After feeding my peanut dessert to the squirrels and chipmunks, we set off for the gardens.
I slipped the ring into my pocket when we went back to the car so I was ready to roll. We walked around for a half hour or so until we were nice and sweaty and then headed into the Japanese Gardens. We eventually found a nice willow tree with a rock under it that we could sit on.
After resting for a couple minutes waiting for other people on the trail to get out of eyesight, Liz asked if we could move along and I tried to slyly say, “No, let’s just sit for a while here on this uncomfortable rock” without seeming any more obvious about my intentions. She then challenged me to climb the willow tree branch hanging precipitously over the water. I wasn’t about to stand for such an assault on my manhood, and climbed right up.
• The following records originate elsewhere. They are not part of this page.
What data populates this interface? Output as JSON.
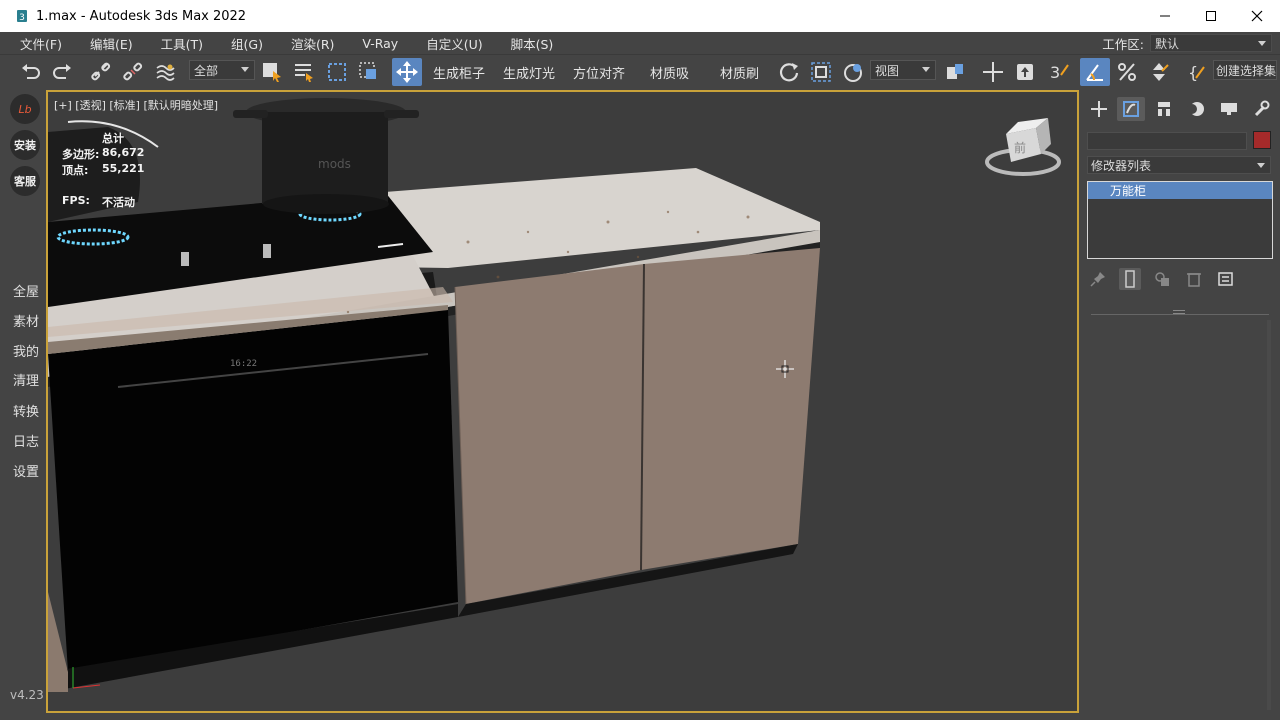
{
  "window": {
    "title": "1.max - Autodesk 3ds Max 2022"
  },
  "menu": [
    "文件(F)",
    "编辑(E)",
    "工具(T)",
    "组(G)",
    "渲染(R)",
    "V-Ray",
    "自定义(U)",
    "脚本(S)"
  ],
  "workspace": {
    "label": "工作区:",
    "value": "默认"
  },
  "toolbar": {
    "selection_filter": "全部",
    "buttons": [
      "生成柜子",
      "生成灯光",
      "方位对齐",
      "材质吸",
      "材质刷"
    ],
    "ref_coord": "视图",
    "named_selection": "创建选择集"
  },
  "sidebar": {
    "round_buttons": [
      "Lb",
      "安装",
      "客服"
    ],
    "links": [
      "全屋",
      "素材",
      "我的",
      "清理",
      "转换",
      "日志",
      "设置"
    ],
    "version": "v4.23"
  },
  "viewport": {
    "label": "[+] [透视] [标准] [默认明暗处理]",
    "stats": {
      "header": "总计",
      "polygons_label": "多边形:",
      "polygons_value": "86,672",
      "vertices_label": "顶点:",
      "vertices_value": "55,221",
      "fps_label": "FPS:",
      "fps_value": "不活动"
    },
    "dishwasher_clock": "16:22",
    "pot_brand": "mods",
    "viewcube_label": "前"
  },
  "command_panel": {
    "modifier_list": "修改器列表",
    "stack_item": "万能柜"
  },
  "colors": {
    "viewport_border": "#c9a23a",
    "selection_blue": "#5a86c0",
    "object_color": "#a52a2a"
  }
}
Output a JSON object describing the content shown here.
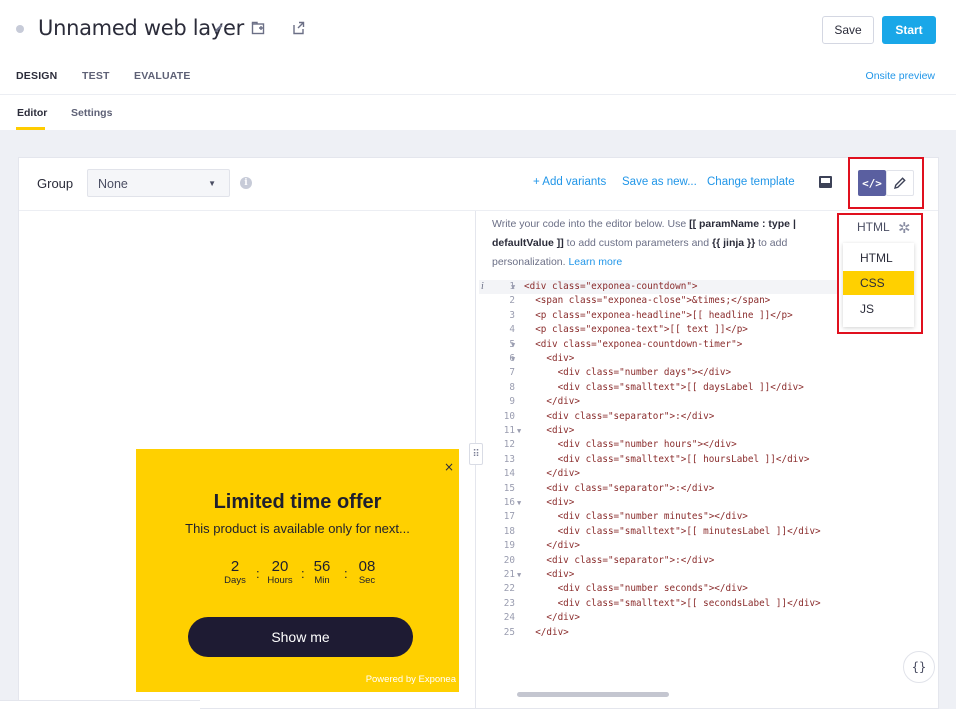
{
  "header": {
    "title": "Unnamed web layer",
    "save_label": "Save",
    "start_label": "Start"
  },
  "tabs": [
    "DESIGN",
    "TEST",
    "EVALUATE"
  ],
  "onsite_preview": "Onsite preview",
  "subtabs": [
    "Editor",
    "Settings"
  ],
  "toolbar": {
    "group_label": "Group",
    "group_value": "None",
    "add_variants": "+ Add variants",
    "save_as_new": "Save as new...",
    "change_template": "Change template"
  },
  "editor": {
    "hint_a": "Write your code into the editor below. Use ",
    "hint_b": "[[ paramName : type | defaultValue ]]",
    "hint_c": " to add custom parameters and ",
    "hint_d": "{{ jinja }}",
    "hint_e": " to add personalization. ",
    "hint_link": "Learn more",
    "language_current": "HTML",
    "language_options": [
      "HTML",
      "CSS",
      "JS"
    ],
    "language_selected": "CSS",
    "code_lines": [
      "<div class=\"exponea-countdown\">",
      "  <span class=\"exponea-close\">&times;</span>",
      "  <p class=\"exponea-headline\">[[ headline ]]</p>",
      "  <p class=\"exponea-text\">[[ text ]]</p>",
      "  <div class=\"exponea-countdown-timer\">",
      "    <div>",
      "      <div class=\"number days\"></div>",
      "      <div class=\"smalltext\">[[ daysLabel ]]</div>",
      "    </div>",
      "    <div class=\"separator\">:</div>",
      "    <div>",
      "      <div class=\"number hours\"></div>",
      "      <div class=\"smalltext\">[[ hoursLabel ]]</div>",
      "    </div>",
      "    <div class=\"separator\">:</div>",
      "    <div>",
      "      <div class=\"number minutes\"></div>",
      "      <div class=\"smalltext\">[[ minutesLabel ]]</div>",
      "    </div>",
      "    <div class=\"separator\">:</div>",
      "    <div>",
      "      <div class=\"number seconds\"></div>",
      "      <div class=\"smalltext\">[[ secondsLabel ]]</div>",
      "    </div>",
      "  </div>"
    ],
    "fold_lines": [
      1,
      5,
      6,
      11,
      16,
      21
    ]
  },
  "preview": {
    "close": "×",
    "headline": "Limited time offer",
    "text": "This product is available only for next...",
    "countdown": [
      {
        "num": "2",
        "label": "Days"
      },
      {
        "num": "20",
        "label": "Hours"
      },
      {
        "num": "56",
        "label": "Min"
      },
      {
        "num": "08",
        "label": "Sec"
      }
    ],
    "separator": ":",
    "button": "Show me",
    "powered": "Powered by Exponea"
  },
  "colors": {
    "accent_yellow": "#ffd000",
    "primary_blue": "#19a7e8",
    "link_blue": "#2196e8",
    "highlight_red": "#e0101e",
    "toggle_purple": "#5a5fa0"
  }
}
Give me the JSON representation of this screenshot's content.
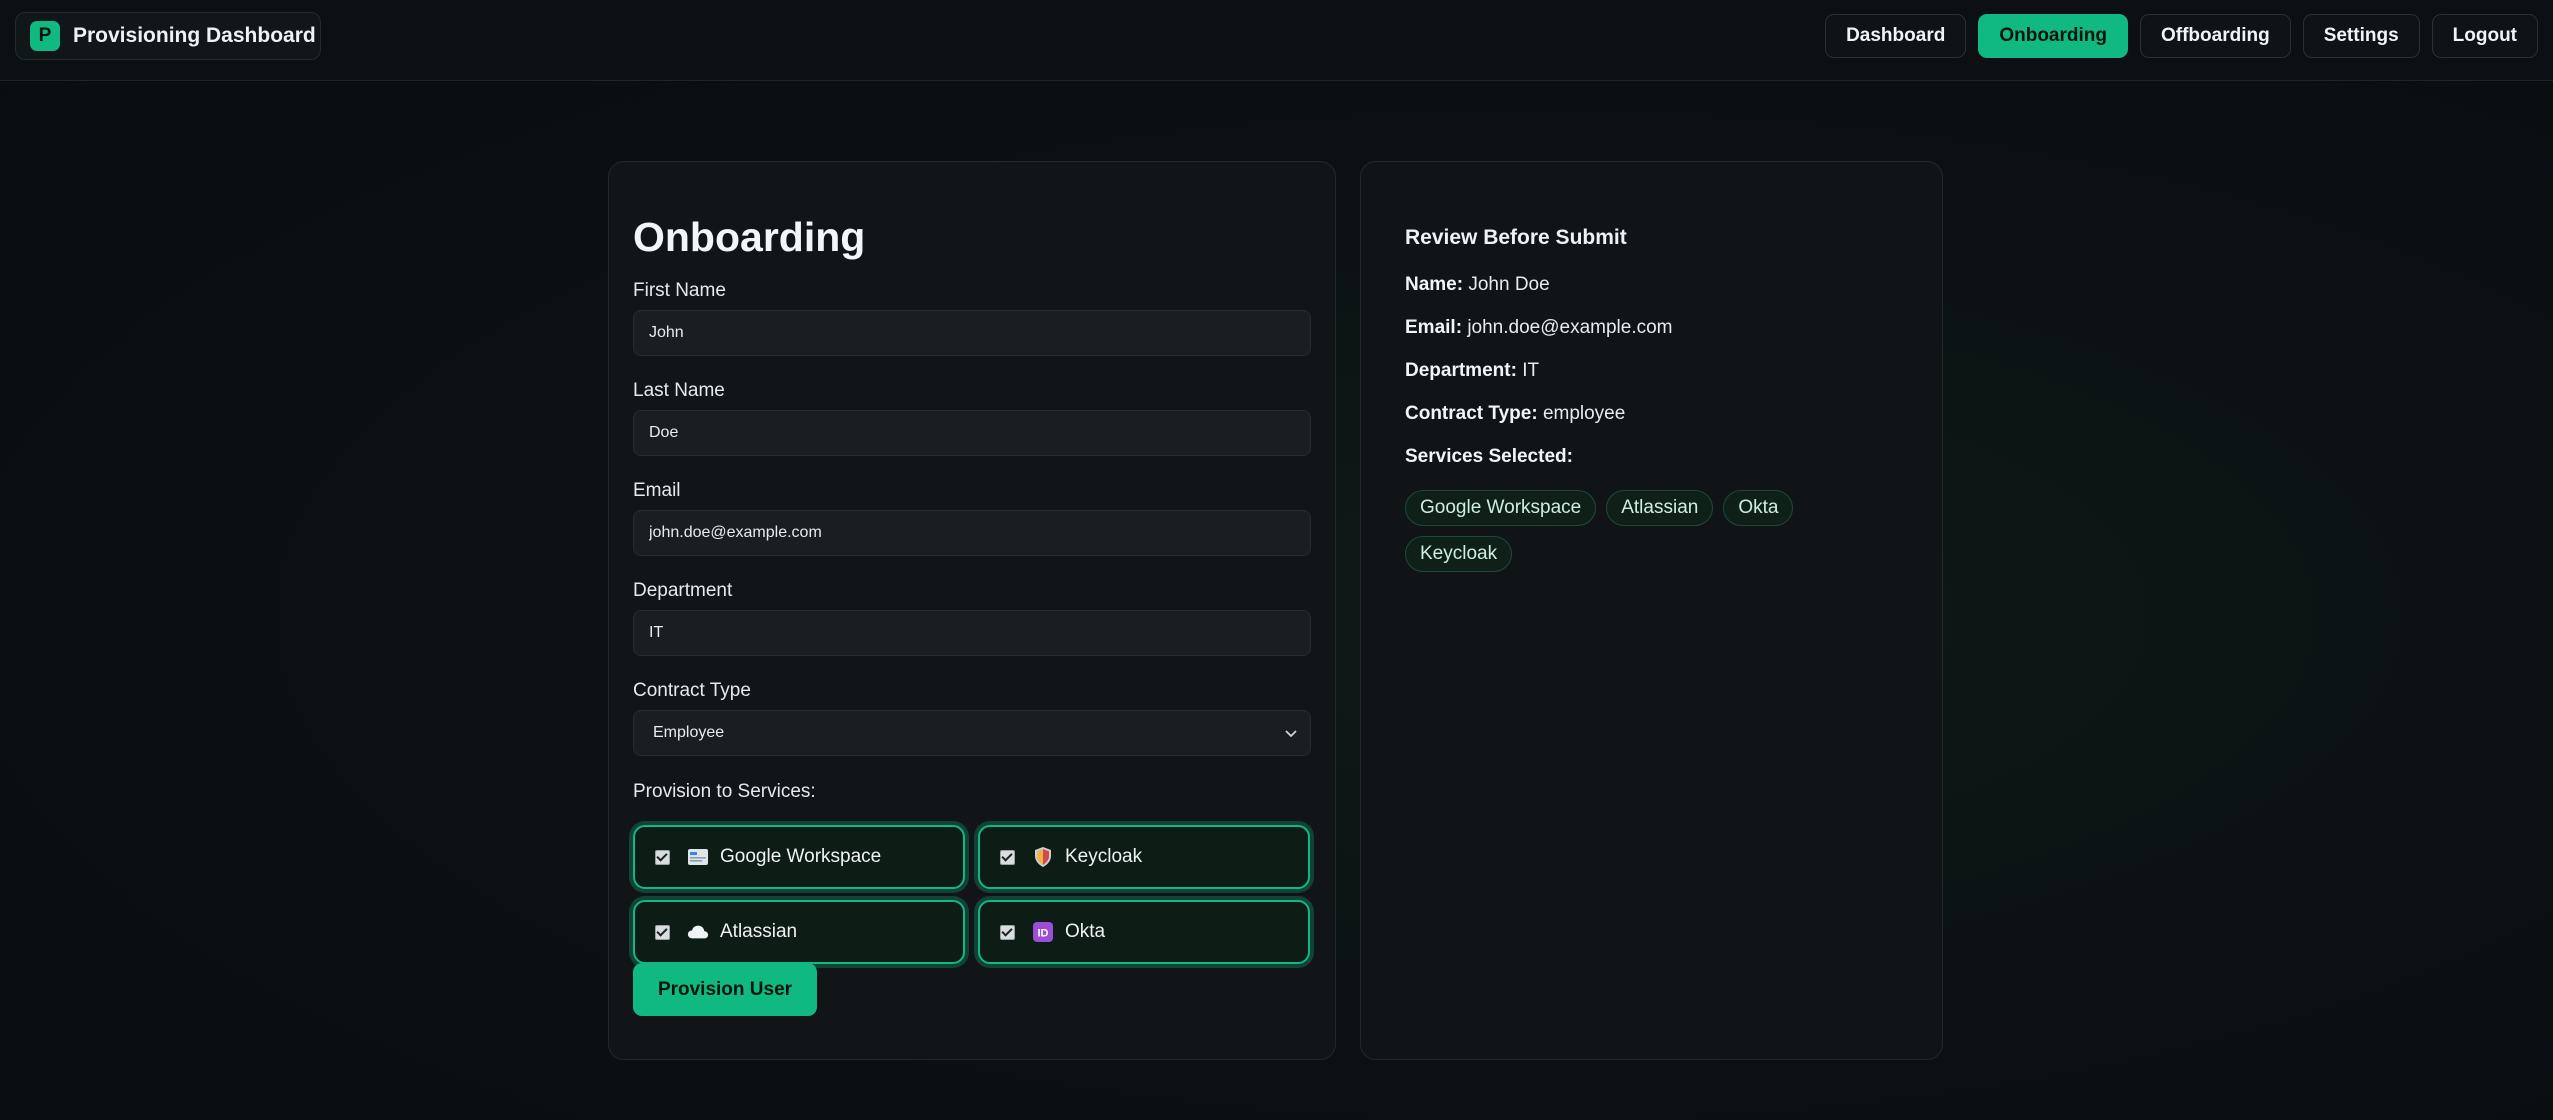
{
  "app": {
    "logo_letter": "P",
    "title": "Provisioning Dashboard"
  },
  "nav": {
    "items": [
      {
        "label": "Dashboard",
        "active": false
      },
      {
        "label": "Onboarding",
        "active": true
      },
      {
        "label": "Offboarding",
        "active": false
      },
      {
        "label": "Settings",
        "active": false
      },
      {
        "label": "Logout",
        "active": false
      }
    ]
  },
  "form": {
    "title": "Onboarding",
    "first_name": {
      "label": "First Name",
      "value": "John"
    },
    "last_name": {
      "label": "Last Name",
      "value": "Doe"
    },
    "email": {
      "label": "Email",
      "value": "john.doe@example.com"
    },
    "department": {
      "label": "Department",
      "value": "IT"
    },
    "contract_type": {
      "label": "Contract Type",
      "value": "Employee"
    },
    "services_label": "Provision to Services:",
    "services": [
      {
        "label": "Google Workspace",
        "checked": true,
        "icon": "workspace-icon"
      },
      {
        "label": "Keycloak",
        "checked": true,
        "icon": "shield-icon"
      },
      {
        "label": "Atlassian",
        "checked": true,
        "icon": "cloud-icon"
      },
      {
        "label": "Okta",
        "checked": true,
        "icon": "id-icon"
      }
    ],
    "submit_label": "Provision User"
  },
  "review": {
    "title": "Review Before Submit",
    "name_label": "Name:",
    "name_value": "John Doe",
    "email_label": "Email:",
    "email_value": "john.doe@example.com",
    "department_label": "Department:",
    "department_value": "IT",
    "contract_label": "Contract Type:",
    "contract_value": "employee",
    "services_label": "Services Selected:",
    "services": [
      "Google Workspace",
      "Atlassian",
      "Okta",
      "Keycloak"
    ]
  },
  "colors": {
    "accent": "#10b981",
    "background": "#0b0f12",
    "card": "#111518"
  }
}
After a goofy picture, I jumped down and then put my knee in the mud and said, “Alright Liz [thinking immediately that this was not the smoothest start to the proposal], I love you and I want to spend the rest of my life with you.” Then I reached into my pocket to get out the ring and before I could actually ask her, “Will you marry me” she said, “Yes” and then held out her hand so I could put the ring on her finger.
We kissed and then she said, “Okay can we leave now?” and I agreed that it was too hot to enjoy anything else for the day. We navigated our way out of the gardens and then she realized that I had never really asked her to marry me, so I formalized things on the way out by informally saying, “Will you marry me?”
She said, “Yes”. Again.